by Ambassador Linda Taglialatela, U.S. Ambassador to Saint Lucia
“That poet you love, Derek Walcott, I just saw he teaches at Boston University, and I think you should apply,” Elizabeth Alexander’s mother told her. She thought she would be a dancer but shared her writings with Walcott who told her to write more. Twenty years later, with several advanced degrees and now a professor herself, Alexander read her poem “Praise Song for the Day” at the inauguration of President Barack Obama in 2009. “He gave me a huge gift,” Alexander said of Walcott. “He took a cluster of words, and he lineated it. And I saw it.”
It is relationships like these that we celebrate this month. Caribbean cultures, traditions, and values strengthen the United States and add new chapters to our common story. Poets, athletes, and entrepreneurs with Saint Lucian roots infuse our country with creativity, talent, and enterprise. The tens of thousands of visitors that flow between Saint Lucia and the United States are a testament to our close ties and friendship among our people.
Our countries share in the hemisphere’s heritage of democracy and representative government. Those shared values of the rule of law and democratic governance, which with time and sacrifice have guided both our countries to become more inclusive and just, continue to safeguard our human rights.

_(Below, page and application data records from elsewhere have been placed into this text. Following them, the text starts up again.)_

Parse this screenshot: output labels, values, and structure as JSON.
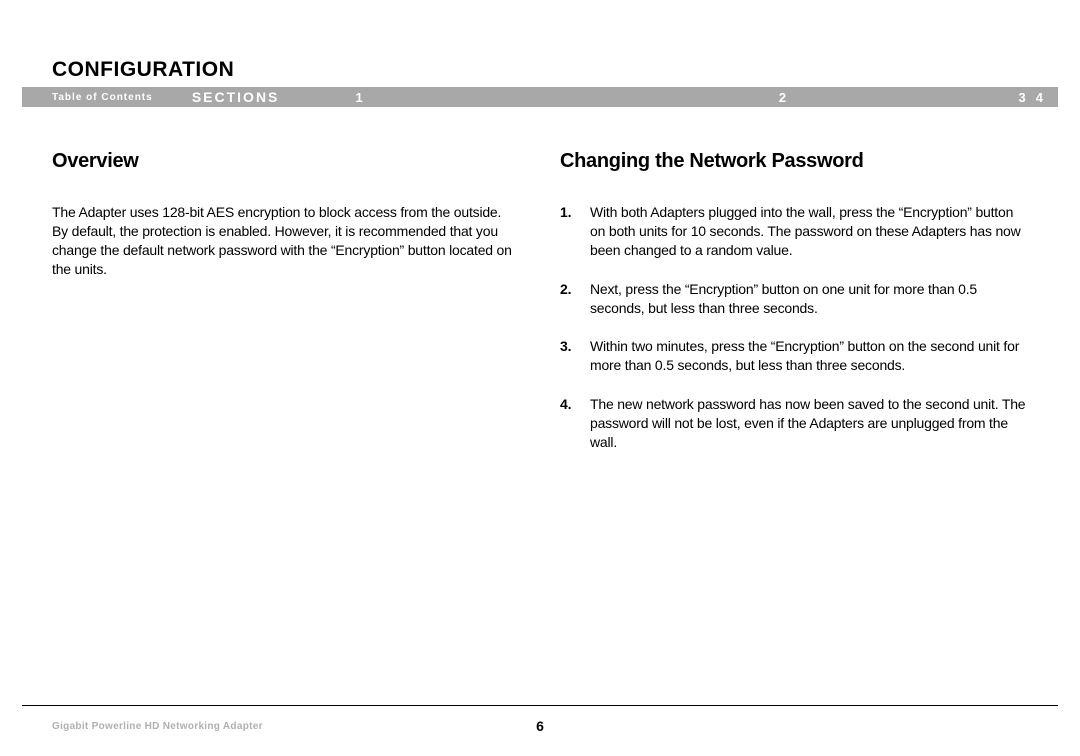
{
  "header": {
    "title": "CONFIGURATION"
  },
  "nav": {
    "toc": "Table of Contents",
    "sections": "SECTIONS",
    "n1": "1",
    "n2": "2",
    "n3": "3",
    "n4": "4"
  },
  "left": {
    "heading": "Overview",
    "body": "The Adapter uses 128-bit AES encryption to block access from the outside. By default, the protection is enabled. However, it is recommended that you change the default network password with the “Encryption” button located on the units."
  },
  "right": {
    "heading": "Changing the Network Password",
    "steps": [
      "With both Adapters plugged into the wall, press the “Encryption” button on both units for 10 seconds. The password on these Adapters has now been changed to a random value.",
      "Next, press the “Encryption” button on one unit for more than 0.5 seconds, but less than three seconds.",
      "Within two minutes, press the “Encryption” button on the second unit for more than 0.5 seconds, but less than three seconds.",
      "The new network password has now been saved to the second unit. The password will not be lost, even if the Adapters are unplugged from the wall."
    ]
  },
  "footer": {
    "product": "Gigabit Powerline HD Networking Adapter",
    "page": "6"
  }
}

This coming week, President Biden will welcome Prime Minister Pierre and leaders from around the Western Hemisphere to Los Angeles for the Ninth Summit of the Americas. The President has a simple but ambitious goal: help the entire hemisphere realize its potential as a region where democracy delivers for everyone and people can realize their aspirations no matter where they live.
The Summit focuses on the bedrock of all our societies: our people. COVID-19 has claimed more than 2.7 million lives in our hemisphere and inflicted massive economic harm – job losses, declining income, rising poverty. The economic crisis hit marginalized communities hardest. Job losses have been especially high for women, younger workers, and those who work in the informal sector. Russia’s invasion of Ukraine raised the price of essential goods, from fertilizer to wheat to gasoline. We have all felt these effects. The United States remains inextricably linked with the peoples and the economies of the Caribbean and the wider hemisphere.
Through the Summit, we must commit to a green and equitable economic recovery, resilience in our health systems, and revitalized democracies. The COVID-19 pandemic showed gaps in our public health systems we must work together to overcome. We must bolster transparent and accountable governance and promote and protect human rights, social inclusion, and gender, racial, and ethnic equity.
We can generate inclusive prosperity by building a digital economy to bring more people into formal jobs, so we must commit to promoting interoperable, resilient, secure, and reliable telecommunications networks and to facilitating affordable, universal broadband Internet access.
Harnessing the hemisphere’s tremendous clean energy potential can serve as a driver for economic development and address the climate crisis, so we must commit to promoting the use of efficient and energy-saving technologies to achieve net zero emissions; cooperating to increase wind, solar, bioenergy, and hydroelectricity; and setting goals to scale-up renewable energy.
Our work together to improve institutions and build resilient communities will contribute to a growing economy, enhance regional safety, and increase opportunities for the people of Saint Lucia and the Eastern Caribbean.
I invite you to join me in celebrating Caribbean-American Heritage Month 2022. We have a unique opportunity to meet the health, climate, and economic challenges before us. The Summit of the Americas offers us the chance to chart that course together.